Q: When so many African Americans are brutalized and murdered by the police, how do you explain the powerful wave of anger sparked by the death of George Floyd?
I think there is always a breaking point for oppression. We have reached the breaking point. Black people have learned to live with the outrage, with constant harassment, jail, and death. Often times the police killings are localized and isolated. They don’t make it to the national consciousness. The first time that reality changed was with the Rodney King beating in 1992. Black people knew the experience of police harassment and brutality, but to millions of Americans, it could be ignored or dismissed. Then suddenly it was on camera. Then as now, we assumed the evidence of police crimes on tape would lead to justice. When they didn’t in the case of Rodney King, Los Angeles erupted. Now, nearly 30 years later the killing of George Floyd has ignited the anger of the whole country in an unprecedented way.

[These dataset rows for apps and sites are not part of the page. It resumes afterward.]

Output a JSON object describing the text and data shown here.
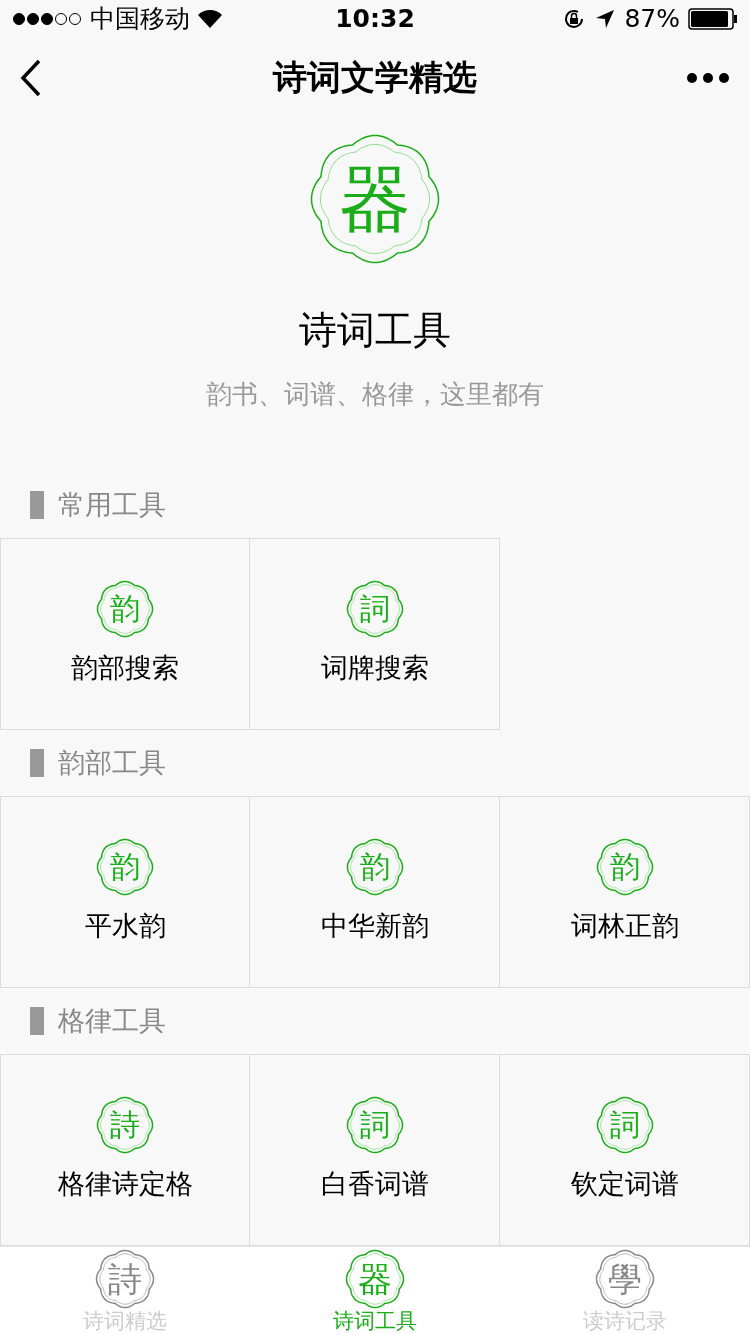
{
  "status_bar": {
    "carrier": "中国移动",
    "time": "10:32",
    "battery": "87%"
  },
  "nav_bar": {
    "title": "诗词文学精选"
  },
  "header": {
    "seal": "器",
    "title": "诗词工具",
    "subtitle": "韵书、词谱、格律，这里都有"
  },
  "sections": [
    {
      "title": "常用工具",
      "items": [
        {
          "seal": "韵",
          "label": "韵部搜索"
        },
        {
          "seal": "詞",
          "label": "词牌搜索"
        }
      ]
    },
    {
      "title": "韵部工具",
      "items": [
        {
          "seal": "韵",
          "label": "平水韵"
        },
        {
          "seal": "韵",
          "label": "中华新韵"
        },
        {
          "seal": "韵",
          "label": "词林正韵"
        }
      ]
    },
    {
      "title": "格律工具",
      "items": [
        {
          "seal": "詩",
          "label": "格律诗定格"
        },
        {
          "seal": "詞",
          "label": "白香词谱"
        },
        {
          "seal": "詞",
          "label": "钦定词谱"
        }
      ]
    }
  ],
  "tab_bar": [
    {
      "seal": "詩",
      "label": "诗词精选",
      "selected": false
    },
    {
      "seal": "器",
      "label": "诗词工具",
      "selected": true
    },
    {
      "seal": "學",
      "label": "读诗记录",
      "selected": false
    }
  ]
}
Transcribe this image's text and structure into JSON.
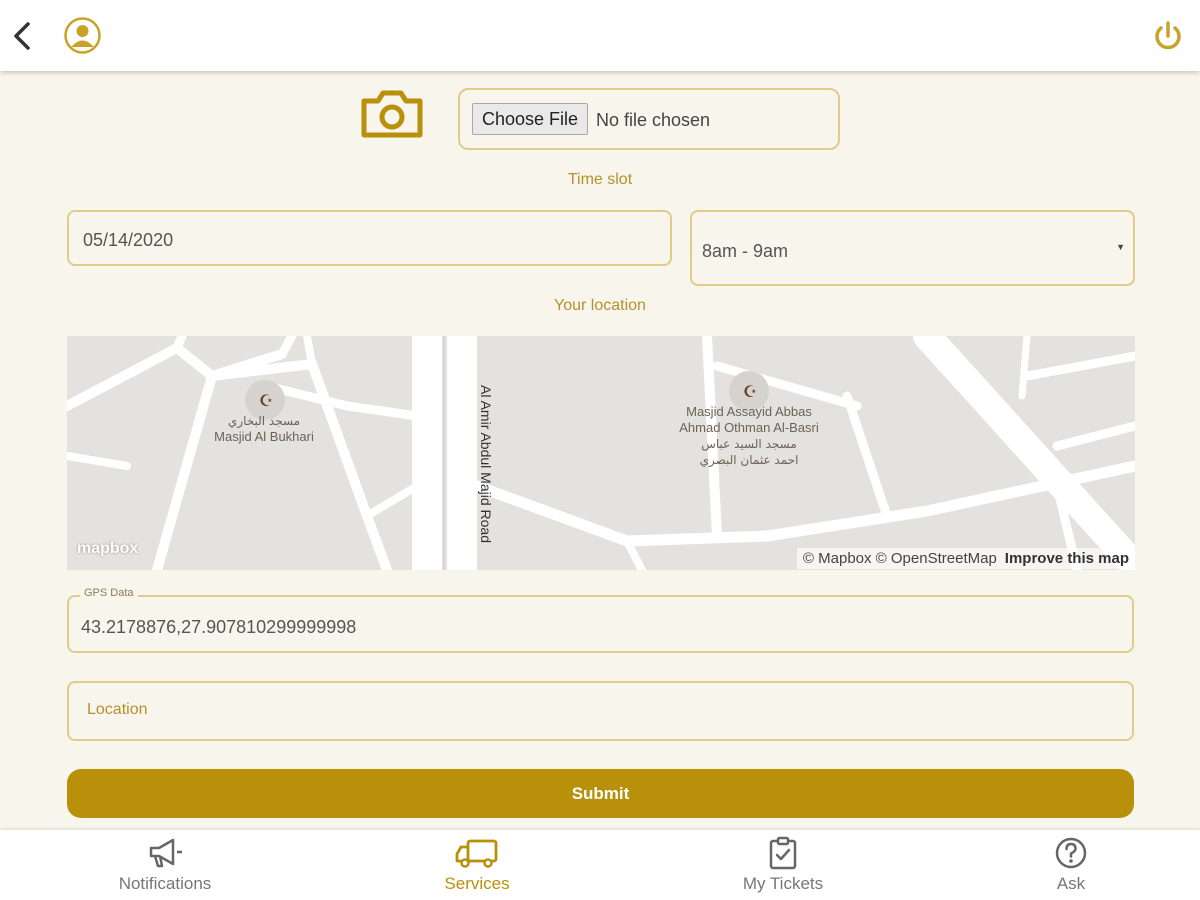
{
  "header": {
    "back_icon": "chevron-left-icon",
    "avatar_icon": "user-avatar-icon",
    "power_icon": "power-icon"
  },
  "photo": {
    "camera_icon": "camera-icon",
    "choose_file_label": "Choose File",
    "file_status": "No file chosen"
  },
  "time_slot": {
    "label": "Time slot",
    "date_value": "05/14/2020",
    "slot_value": "8am - 9am"
  },
  "location": {
    "label": "Your location",
    "map": {
      "road_label": "Al Amir Abdul Majid Road",
      "poi_1": {
        "arabic": "مسجد البخاري",
        "name": "Masjid Al Bukhari"
      },
      "poi_2": {
        "name_line1": "Masjid Assayid Abbas",
        "name_line2": "Ahmad Othman Al-Basri",
        "arabic_line1": "مسجد السيد عباس",
        "arabic_line2": "احمد عثمان البصري"
      },
      "logo": "mapbox",
      "attribution": "© Mapbox © OpenStreetMap",
      "improve_link": "Improve this map"
    },
    "gps_label": "GPS Data",
    "gps_value": "43.2178876,27.907810299999998",
    "location_placeholder": "Location"
  },
  "submit_label": "Submit",
  "bottom_nav": {
    "items": [
      {
        "label": "Notifications",
        "icon": "megaphone-icon"
      },
      {
        "label": "Services",
        "icon": "truck-icon",
        "active": true
      },
      {
        "label": "My Tickets",
        "icon": "clipboard-check-icon"
      },
      {
        "label": "Ask",
        "icon": "question-circle-icon"
      }
    ]
  },
  "colors": {
    "accent": "#b8900a",
    "border": "#e0cc8a",
    "background": "#f8f5ec"
  }
}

The photos of thousands of Wisconsin voters wearing masks and socially distancing while lining up to vote in last month’s primary election is one of the starkest images of the current pandemic. The image also embodies one of the main questions for the United States in the months to come: How will COVID-19 impact the November elections?

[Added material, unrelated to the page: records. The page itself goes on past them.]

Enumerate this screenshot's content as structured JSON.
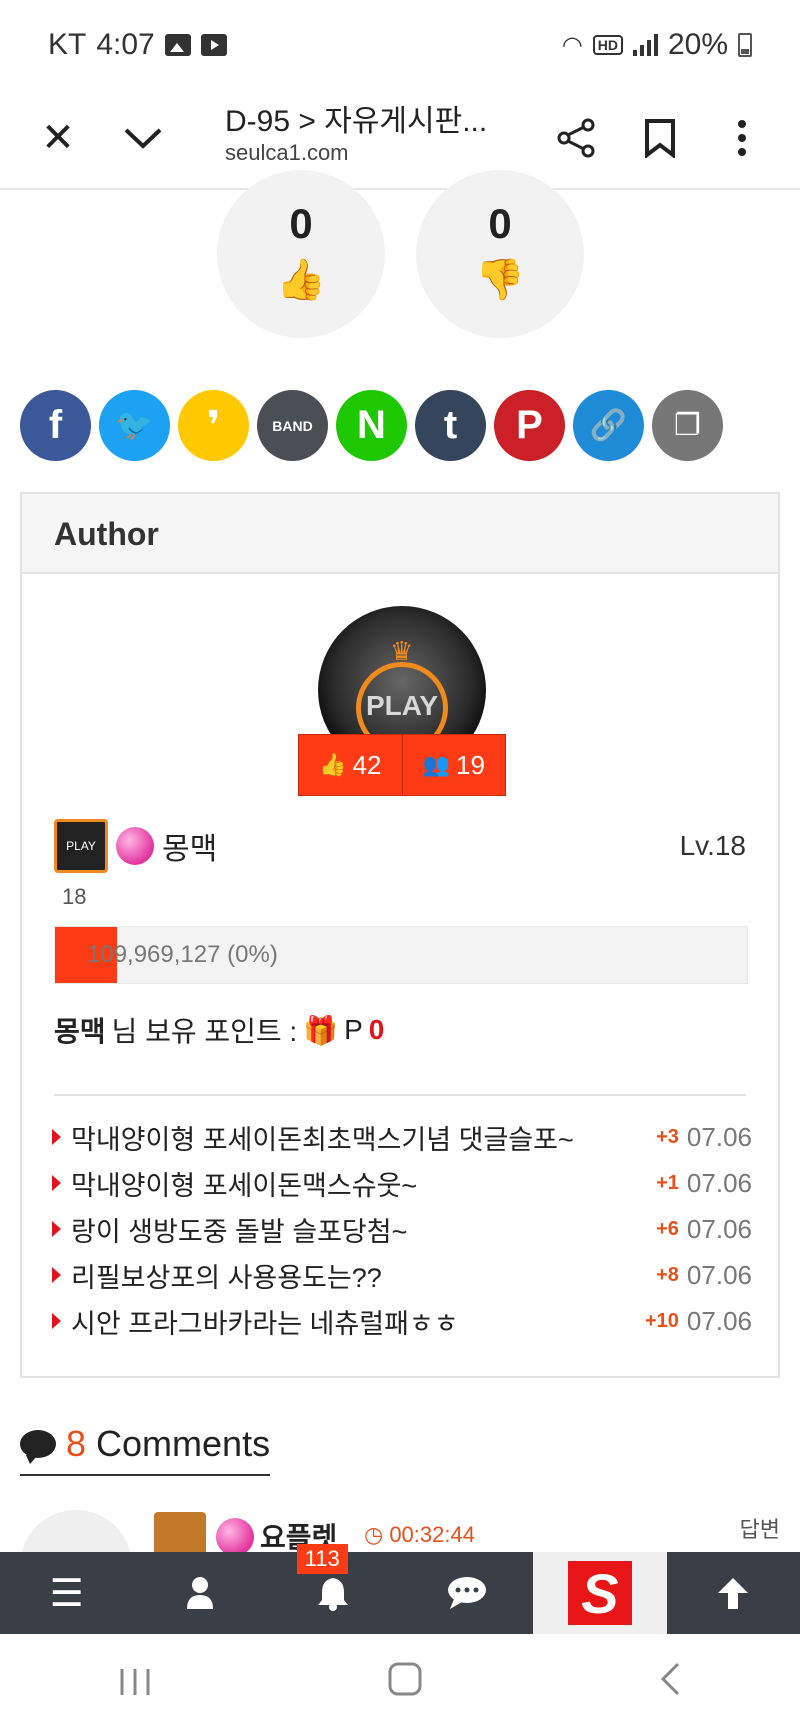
{
  "status_bar": {
    "carrier": "KT",
    "time": "4:07",
    "battery": "20%",
    "hd_label": "HD"
  },
  "browser": {
    "title": "D-95 > 자유게시판...",
    "url": "seulca1.com"
  },
  "votes": {
    "up_count": "0",
    "down_count": "0"
  },
  "share_buttons": [
    {
      "name": "facebook",
      "glyph": "f",
      "color": "#3b5998"
    },
    {
      "name": "twitter",
      "glyph": "🐦",
      "color": "#1da1f2"
    },
    {
      "name": "kakaostory",
      "glyph": "❜",
      "color": "#ffc800"
    },
    {
      "name": "band",
      "glyph": "BAND",
      "color": "#4a4f56"
    },
    {
      "name": "naver",
      "glyph": "N",
      "color": "#1ec800"
    },
    {
      "name": "tumblr",
      "glyph": "t",
      "color": "#35465c"
    },
    {
      "name": "pinterest",
      "glyph": "P",
      "color": "#cb2027"
    },
    {
      "name": "copy-link",
      "glyph": "🔗",
      "color": "#1f8ad6"
    },
    {
      "name": "copy",
      "glyph": "❐",
      "color": "#777777"
    }
  ],
  "author": {
    "heading": "Author",
    "avatar_text": "PLAY",
    "likes": "42",
    "followers": "19",
    "nickname": "몽맥",
    "level": "Lv.18",
    "level_num": "18",
    "lvl_icon_text": "PLAY",
    "xp_text": "109,969,127 (0%)",
    "xp_fraction": 0.09,
    "points_name": "몽맥",
    "points_label": "님 보유 포인트 :",
    "points_prefix": "P",
    "points_value": "0"
  },
  "recent_posts": [
    {
      "title": "막내양이형 포세이돈최초맥스기념 댓글슬포~",
      "comments": "+3",
      "date": "07.06"
    },
    {
      "title": "막내양이형 포세이돈맥스슈웃~",
      "comments": "+1",
      "date": "07.06"
    },
    {
      "title": "랑이 생방도중 돌발 슬포당첨~",
      "comments": "+6",
      "date": "07.06"
    },
    {
      "title": "리필보상포의 사용용도는??",
      "comments": "+8",
      "date": "07.06"
    },
    {
      "title": "시안 프라그바카라는 네츄럴패ㅎㅎ",
      "comments": "+10",
      "date": "07.06"
    }
  ],
  "comments": {
    "count": "8",
    "label": "Comments",
    "first": {
      "nickname": "요플렛",
      "time": "00:32:44",
      "reply_label": "답변"
    }
  },
  "bottom_nav": {
    "notif_badge": "113",
    "logo_letter": "S"
  },
  "colors": {
    "accent": "#ff3b16",
    "nav_bg": "#3a3f47"
  }
}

Can our movements create new openings in this moment to expand the electorate and make voting rights a public good? Or will the crisis further isolate communities that have historically been barred from access to electoral and governing power? Is now the time to redefine voting rights as a public good instead of a narrow privilege?
Workers across the country face difficulties making ends meet; the same is true in Washington State. Two years ago, in an attempt to help the minimum wage keep pace with increased cost of living, voters in Washington State approved Initiative 1433. While that provided a much-need- ed boost to the state’s minimum wage, workers and their families continue to struggle with a wage that doesn’t allow them to meet all of their needs.

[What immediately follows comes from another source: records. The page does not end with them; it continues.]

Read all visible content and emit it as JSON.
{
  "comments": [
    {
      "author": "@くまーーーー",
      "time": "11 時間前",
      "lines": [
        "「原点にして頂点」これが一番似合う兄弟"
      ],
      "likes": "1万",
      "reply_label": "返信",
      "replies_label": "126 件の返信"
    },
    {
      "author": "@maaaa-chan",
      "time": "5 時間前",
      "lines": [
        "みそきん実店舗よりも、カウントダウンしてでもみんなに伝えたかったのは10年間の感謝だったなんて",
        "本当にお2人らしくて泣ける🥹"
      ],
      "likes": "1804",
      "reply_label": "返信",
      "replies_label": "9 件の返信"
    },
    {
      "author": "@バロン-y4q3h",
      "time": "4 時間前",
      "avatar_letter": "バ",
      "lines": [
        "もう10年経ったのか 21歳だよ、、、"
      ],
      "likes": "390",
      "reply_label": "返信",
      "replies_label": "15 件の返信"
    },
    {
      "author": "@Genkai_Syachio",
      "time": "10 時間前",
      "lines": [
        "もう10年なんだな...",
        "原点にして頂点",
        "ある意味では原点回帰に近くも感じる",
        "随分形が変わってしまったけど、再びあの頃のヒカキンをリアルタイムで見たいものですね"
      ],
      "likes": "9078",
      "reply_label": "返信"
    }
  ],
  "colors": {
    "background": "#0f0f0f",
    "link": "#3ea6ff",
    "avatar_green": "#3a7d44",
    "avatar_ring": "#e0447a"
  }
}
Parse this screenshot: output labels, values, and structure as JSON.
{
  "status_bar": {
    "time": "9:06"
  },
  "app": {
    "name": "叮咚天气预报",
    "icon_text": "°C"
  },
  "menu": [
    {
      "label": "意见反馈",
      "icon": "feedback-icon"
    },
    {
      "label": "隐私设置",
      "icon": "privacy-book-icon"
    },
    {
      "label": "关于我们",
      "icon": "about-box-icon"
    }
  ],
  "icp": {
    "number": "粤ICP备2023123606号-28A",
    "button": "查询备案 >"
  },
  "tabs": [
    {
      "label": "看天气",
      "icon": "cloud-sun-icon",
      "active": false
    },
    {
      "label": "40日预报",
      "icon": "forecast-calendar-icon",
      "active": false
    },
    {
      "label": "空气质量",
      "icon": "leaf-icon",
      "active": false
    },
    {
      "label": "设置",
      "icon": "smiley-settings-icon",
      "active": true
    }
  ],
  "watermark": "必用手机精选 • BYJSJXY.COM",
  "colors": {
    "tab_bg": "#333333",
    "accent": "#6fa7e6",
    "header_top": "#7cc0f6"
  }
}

It’s Shark Week! While ocean going sharks will be in the spotlight, it’s the predatory payday loan sharks that are the real danger in our neighborhoods.
This year, we’ve got a chance to build a lifeboat to keep our families out of harm’s way with new proposed rules from the Consumer Financial Protection Bureau. The only problem is that the boat is full of holes, and a leaky boat won’t keep the loan sharks at bay.
On June 2, in Kansas City, MO the Consumer Financial Protection Bureau (CFPB) will finally release their proposed rules for the payday loan industry. We’ve been fighting for this day for years and are thrilled it’s arrived. But this isn’t the end of the fight. It’s another beginning.
This opinion piece by Libero Della Piana was written for OtherWords and appeared in Truthout.
At 36, Marcus White has spent half of his life in prison. Today he’s no longer behind bars, but now he’s imprisoned by something else: debt.
When White was sentenced, he was saddled with $5,800 in criminal fines and fees. By the time he was released, he was stunned to learn that with interest, his debt had grown to $15,000 — and continues to grow even now.
That debt isn’t just a drag on White’s finances. It’s a drag on his right to vote.
White’s not alone. More than 50 years after the 24th Amendment made poll taxes unconstitutional in the United States, formerly incarcerated people in at least 30 states are still barred from voting because they’re unable to fully pay their court-related fines and fees.Continue reading “Free From Jail, Imprisoned by Debt”
For Immediate Release
April 15, 2016
Kathy Mulady, email@example.com
Jacob Swenson-Lengyel, firstname.lastname@example.org
Community Organizing Groups Applaud FHFA Principal Reduction Policy
Yesterday, the Fair Housing Finance Agency announced a principal reduction modification program that will help up to 33,000 borrowers. In response, Alliance for a Just Society and National People’s Action released the following statement:
“The Alliance for a Just Society and National People’s Action applaud the Fair Housing Finance Agency (FHFA) for beginning to provide relief to thousands of families trapped in underwater mortgages.
A change in funding at state colleges and universities is starting to change who makes up the student body. In-state students, even with perfect grades and impressive lists of extra-curricular activities, are being passed over in favor of out-of-state students willing to pay three times the tuition.
A scathing report last month accused the California State University system of admitting too many out-of-state students, and reducing opportunities for California residents to attend college in their own state.